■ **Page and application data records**
=== Begin Enclosure ===

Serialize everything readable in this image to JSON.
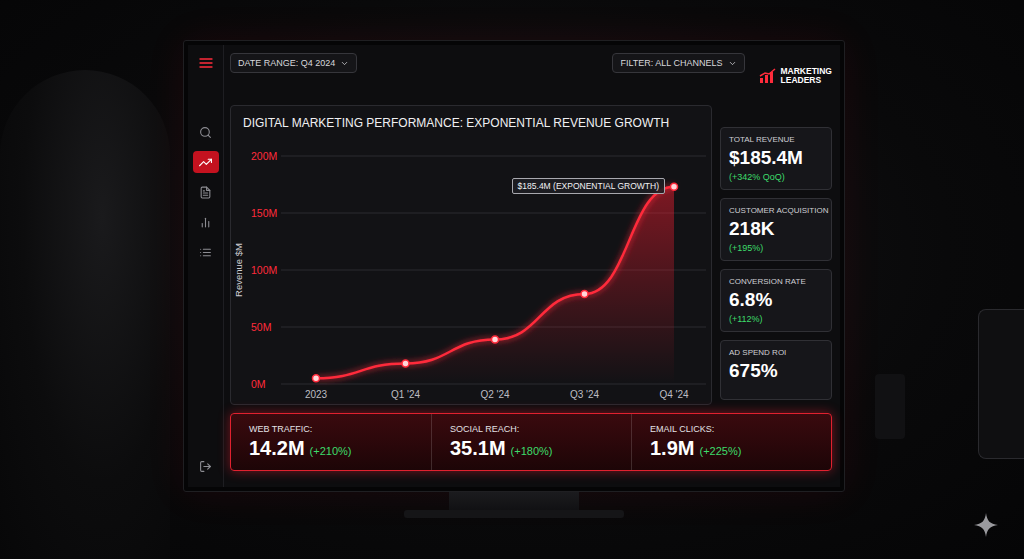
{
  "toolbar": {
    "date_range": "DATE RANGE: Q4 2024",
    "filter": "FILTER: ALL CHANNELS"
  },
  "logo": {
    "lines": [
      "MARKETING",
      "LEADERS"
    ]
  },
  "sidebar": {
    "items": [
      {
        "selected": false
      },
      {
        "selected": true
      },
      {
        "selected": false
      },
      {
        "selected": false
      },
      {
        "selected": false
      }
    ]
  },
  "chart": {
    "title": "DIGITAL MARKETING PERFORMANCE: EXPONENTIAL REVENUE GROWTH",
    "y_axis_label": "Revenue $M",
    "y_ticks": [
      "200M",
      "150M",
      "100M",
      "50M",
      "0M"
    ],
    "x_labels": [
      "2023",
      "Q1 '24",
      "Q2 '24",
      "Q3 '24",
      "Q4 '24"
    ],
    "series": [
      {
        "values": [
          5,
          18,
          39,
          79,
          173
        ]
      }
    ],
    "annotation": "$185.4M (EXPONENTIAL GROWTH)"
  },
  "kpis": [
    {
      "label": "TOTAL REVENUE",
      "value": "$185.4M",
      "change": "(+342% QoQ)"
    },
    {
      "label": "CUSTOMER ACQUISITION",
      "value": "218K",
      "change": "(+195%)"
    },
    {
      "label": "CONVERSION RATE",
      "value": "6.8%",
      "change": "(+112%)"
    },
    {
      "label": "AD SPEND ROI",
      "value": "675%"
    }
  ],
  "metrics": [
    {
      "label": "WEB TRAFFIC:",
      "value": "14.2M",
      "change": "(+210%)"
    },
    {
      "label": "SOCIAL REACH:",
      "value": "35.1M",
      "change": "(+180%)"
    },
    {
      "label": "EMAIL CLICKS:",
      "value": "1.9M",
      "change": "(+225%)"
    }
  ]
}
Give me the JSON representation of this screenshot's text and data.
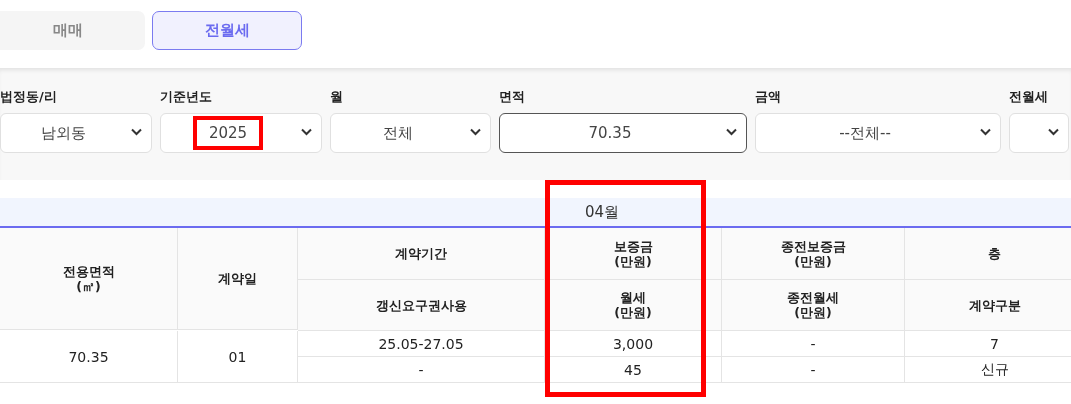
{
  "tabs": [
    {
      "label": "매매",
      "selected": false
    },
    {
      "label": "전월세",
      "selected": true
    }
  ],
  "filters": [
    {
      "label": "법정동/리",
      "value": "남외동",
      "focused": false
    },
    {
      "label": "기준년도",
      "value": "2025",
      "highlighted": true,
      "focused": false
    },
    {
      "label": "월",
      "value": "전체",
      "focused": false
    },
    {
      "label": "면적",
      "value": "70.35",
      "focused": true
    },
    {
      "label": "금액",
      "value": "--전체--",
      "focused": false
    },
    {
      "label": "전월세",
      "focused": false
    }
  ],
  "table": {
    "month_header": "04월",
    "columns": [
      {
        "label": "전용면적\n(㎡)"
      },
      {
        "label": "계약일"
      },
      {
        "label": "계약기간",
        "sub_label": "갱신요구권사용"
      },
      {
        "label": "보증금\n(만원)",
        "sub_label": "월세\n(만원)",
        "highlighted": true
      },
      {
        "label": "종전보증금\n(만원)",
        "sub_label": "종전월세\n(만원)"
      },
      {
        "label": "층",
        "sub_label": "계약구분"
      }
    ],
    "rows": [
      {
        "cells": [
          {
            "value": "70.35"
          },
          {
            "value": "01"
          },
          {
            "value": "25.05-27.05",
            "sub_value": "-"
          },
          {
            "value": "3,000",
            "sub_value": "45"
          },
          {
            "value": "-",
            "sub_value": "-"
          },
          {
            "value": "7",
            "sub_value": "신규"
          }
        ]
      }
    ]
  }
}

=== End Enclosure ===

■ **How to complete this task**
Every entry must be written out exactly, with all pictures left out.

■ **Task answer**
Serialize everything readable in this image to JSON.
{
  "toolbar": {
    "date_range": "DATE RANGE: Q4 2024",
    "filter": "FILTER: ALL CHANNELS"
  },
  "logo": {
    "lines": [
      "MARKETING",
      "LEADERS"
    ]
  },
  "sidebar": {
    "items": [
      {
        "selected": false
      },
      {
        "selected": true
      },
      {
        "selected": false
      },
      {
        "selected": false
      },
      {
        "selected": false
      }
    ]
  },
  "chart": {
    "title": "DIGITAL MARKETING PERFORMANCE: EXPONENTIAL REVENUE GROWTH",
    "y_axis_label": "Revenue $M",
    "y_ticks": [
      "200M",
      "150M",
      "100M",
      "50M",
      "0M"
    ],
    "x_labels": [
      "2023",
      "Q1 '24",
      "Q2 '24",
      "Q3 '24",
      "Q4 '24"
    ],
    "series": [
      {
        "values": [
          5,
          18,
          39,
          79,
          173
        ]
      }
    ],
    "annotation": "$185.4M (EXPONENTIAL GROWTH)"
  },
  "kpis": [
    {
      "label": "TOTAL REVENUE",
      "value": "$185.4M",
      "change": "(+342% QoQ)"
    },
    {
      "label": "CUSTOMER ACQUISITION",
      "value": "218K",
      "change": "(+195%)"
    },
    {
      "label": "CONVERSION RATE",
      "value": "6.8%",
      "change": "(+112%)"
    },
    {
      "label": "AD SPEND ROI",
      "value": "675%"
    }
  ],
  "metrics": [
    {
      "label": "WEB TRAFFIC:",
      "value": "14.2M",
      "change": "(+210%)"
    },
    {
      "label": "SOCIAL REACH:",
      "value": "35.1M",
      "change": "(+180%)"
    },
    {
      "label": "EMAIL CLICKS:",
      "value": "1.9M",
      "change": "(+225%)"
    }
  ]
}
Give me the JSON representation of this screenshot's text and data.
{
  "tabs": [
    {
      "label": "매매",
      "selected": false
    },
    {
      "label": "전월세",
      "selected": true
    }
  ],
  "filters": [
    {
      "label": "법정동/리",
      "value": "남외동",
      "focused": false
    },
    {
      "label": "기준년도",
      "value": "2025",
      "highlighted": true,
      "focused": false
    },
    {
      "label": "월",
      "value": "전체",
      "focused": false
    },
    {
      "label": "면적",
      "value": "70.35",
      "focused": true
    },
    {
      "label": "금액",
      "value": "--전체--",
      "focused": false
    },
    {
      "label": "전월세",
      "focused": false
    }
  ],
  "table": {
    "month_header": "04월",
    "columns": [
      {
        "label": "전용면적\n(㎡)"
      },
      {
        "label": "계약일"
      },
      {
        "label": "계약기간",
        "sub_label": "갱신요구권사용"
      },
      {
        "label": "보증금\n(만원)",
        "sub_label": "월세\n(만원)",
        "highlighted": true
      },
      {
        "label": "종전보증금\n(만원)",
        "sub_label": "종전월세\n(만원)"
      },
      {
        "label": "층",
        "sub_label": "계약구분"
      }
    ],
    "rows": [
      {
        "cells": [
          {
            "value": "70.35"
          },
          {
            "value": "01"
          },
          {
            "value": "25.05-27.05",
            "sub_value": "-"
          },
          {
            "value": "3,000",
            "sub_value": "45"
          },
          {
            "value": "-",
            "sub_value": "-"
          },
          {
            "value": "7",
            "sub_value": "신규"
          }
        ]
      }
    ]
  }
}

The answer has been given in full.